Non-quantitative conceptual review of climate-mediated range shifts in freshwater, estuarine and marine fish
Type of Study:
< 300 papers published on climate-mediated range shifts globally, 7% of these are Australian. Authors highlight conceptual difficulties associated with defining the concept of 'range shift' as fish distributions naturally fluctuateover large areas due to broad dispersal of offspring and non-climate related environmental changes (e.g. ENSO). Best available evidence of shifts comes from historical and current commercial fishery datasets related to changing water temperatures. In Australia, there is a lack of rigorous data on fish ranges and recommendations to ammend this are discussed. Increases in water temperature, reduced freshwater flows and changes in ocean currents are highlighted as the most likely drivers of climate- induced range shifts in Australian fishes.
Authors recommend (i) increased intensive and spatially structured monitoring of fish populations in climate-change hotspots (e.g. SE and SW Australia) integrated with climate monitoring initiatives such as the Integrated Marine Observing System (IMOS) , (ii) increased research on key commercial species likely to shift away from state economic zones, (iii) increased collaboration with biosecurity researchers given shared attributes between range-shifting and invasive species, (iii) improving value and cross-referencing of databases, (iv) Linking climate-induce range shift understanding to management responses
World wide and Australian focus
Response variable :
Marine, estuarine and freshwater ecosystems

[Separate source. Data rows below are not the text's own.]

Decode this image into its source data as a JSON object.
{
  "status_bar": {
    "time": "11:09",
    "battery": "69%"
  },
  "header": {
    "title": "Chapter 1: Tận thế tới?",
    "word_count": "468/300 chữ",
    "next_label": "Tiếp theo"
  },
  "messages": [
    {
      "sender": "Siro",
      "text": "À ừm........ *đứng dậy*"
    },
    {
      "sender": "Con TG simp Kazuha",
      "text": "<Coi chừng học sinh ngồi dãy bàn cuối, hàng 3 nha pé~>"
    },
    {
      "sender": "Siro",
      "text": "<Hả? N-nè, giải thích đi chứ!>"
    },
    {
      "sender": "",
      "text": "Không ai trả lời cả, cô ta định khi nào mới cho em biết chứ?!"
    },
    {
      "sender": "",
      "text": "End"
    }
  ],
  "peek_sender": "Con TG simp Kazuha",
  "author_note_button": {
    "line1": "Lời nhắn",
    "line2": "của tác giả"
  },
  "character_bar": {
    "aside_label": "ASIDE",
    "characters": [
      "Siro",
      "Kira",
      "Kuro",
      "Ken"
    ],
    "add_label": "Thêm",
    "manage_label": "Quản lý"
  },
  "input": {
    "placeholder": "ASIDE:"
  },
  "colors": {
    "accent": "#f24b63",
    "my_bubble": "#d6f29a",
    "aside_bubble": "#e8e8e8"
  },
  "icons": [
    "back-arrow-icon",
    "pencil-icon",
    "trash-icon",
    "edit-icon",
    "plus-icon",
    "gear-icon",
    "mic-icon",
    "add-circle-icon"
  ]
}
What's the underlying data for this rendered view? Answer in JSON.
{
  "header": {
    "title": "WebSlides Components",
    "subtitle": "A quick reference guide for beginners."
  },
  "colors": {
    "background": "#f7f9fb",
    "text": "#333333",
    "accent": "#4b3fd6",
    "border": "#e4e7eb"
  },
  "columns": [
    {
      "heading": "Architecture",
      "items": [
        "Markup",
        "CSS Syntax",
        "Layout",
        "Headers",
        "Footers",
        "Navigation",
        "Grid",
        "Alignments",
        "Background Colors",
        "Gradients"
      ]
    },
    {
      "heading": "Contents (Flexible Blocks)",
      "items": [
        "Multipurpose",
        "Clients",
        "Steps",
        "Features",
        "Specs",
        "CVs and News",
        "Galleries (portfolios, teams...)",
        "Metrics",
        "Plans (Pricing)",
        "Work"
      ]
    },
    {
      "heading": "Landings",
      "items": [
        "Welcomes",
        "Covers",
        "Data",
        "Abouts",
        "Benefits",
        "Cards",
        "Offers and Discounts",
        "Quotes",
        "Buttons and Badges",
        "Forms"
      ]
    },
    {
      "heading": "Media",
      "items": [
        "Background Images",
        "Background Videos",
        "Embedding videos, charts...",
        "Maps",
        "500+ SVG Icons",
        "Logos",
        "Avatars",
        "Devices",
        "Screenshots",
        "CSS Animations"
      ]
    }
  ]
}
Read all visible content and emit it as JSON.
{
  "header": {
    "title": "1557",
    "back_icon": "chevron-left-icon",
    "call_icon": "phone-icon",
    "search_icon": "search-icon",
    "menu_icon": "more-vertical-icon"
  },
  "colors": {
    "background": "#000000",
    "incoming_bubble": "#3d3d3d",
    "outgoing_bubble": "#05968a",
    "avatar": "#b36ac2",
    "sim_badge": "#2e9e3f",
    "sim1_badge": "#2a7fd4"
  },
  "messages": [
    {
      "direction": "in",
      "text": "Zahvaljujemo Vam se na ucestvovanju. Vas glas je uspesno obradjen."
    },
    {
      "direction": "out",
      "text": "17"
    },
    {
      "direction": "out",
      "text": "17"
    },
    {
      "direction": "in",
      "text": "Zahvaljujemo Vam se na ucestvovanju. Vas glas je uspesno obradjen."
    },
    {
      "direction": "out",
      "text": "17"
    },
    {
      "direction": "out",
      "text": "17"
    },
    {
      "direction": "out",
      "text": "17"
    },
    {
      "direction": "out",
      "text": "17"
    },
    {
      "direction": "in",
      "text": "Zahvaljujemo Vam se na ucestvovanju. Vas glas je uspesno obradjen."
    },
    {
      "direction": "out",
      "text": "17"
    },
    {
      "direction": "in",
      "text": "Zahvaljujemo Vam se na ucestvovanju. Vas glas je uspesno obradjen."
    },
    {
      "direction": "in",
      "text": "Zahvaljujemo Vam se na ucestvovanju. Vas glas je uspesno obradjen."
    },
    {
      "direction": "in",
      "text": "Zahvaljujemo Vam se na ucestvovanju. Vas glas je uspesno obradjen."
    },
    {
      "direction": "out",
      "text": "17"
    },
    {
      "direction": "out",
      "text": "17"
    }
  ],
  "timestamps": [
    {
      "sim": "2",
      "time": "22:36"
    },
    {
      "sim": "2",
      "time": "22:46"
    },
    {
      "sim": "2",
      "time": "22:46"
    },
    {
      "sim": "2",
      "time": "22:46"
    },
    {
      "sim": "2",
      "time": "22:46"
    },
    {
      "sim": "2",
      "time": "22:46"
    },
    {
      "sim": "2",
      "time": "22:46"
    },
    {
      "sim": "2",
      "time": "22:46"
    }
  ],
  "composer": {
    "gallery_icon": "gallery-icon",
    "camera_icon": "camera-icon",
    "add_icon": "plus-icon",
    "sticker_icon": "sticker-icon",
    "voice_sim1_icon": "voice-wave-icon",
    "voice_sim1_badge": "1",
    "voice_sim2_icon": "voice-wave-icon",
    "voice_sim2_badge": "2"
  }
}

Booth D. J., Bond N. & Macreadie P. (2011) Detecting range shifts among Australian fishes in response to climate change. Mar Freshw Res 62, 1027-42.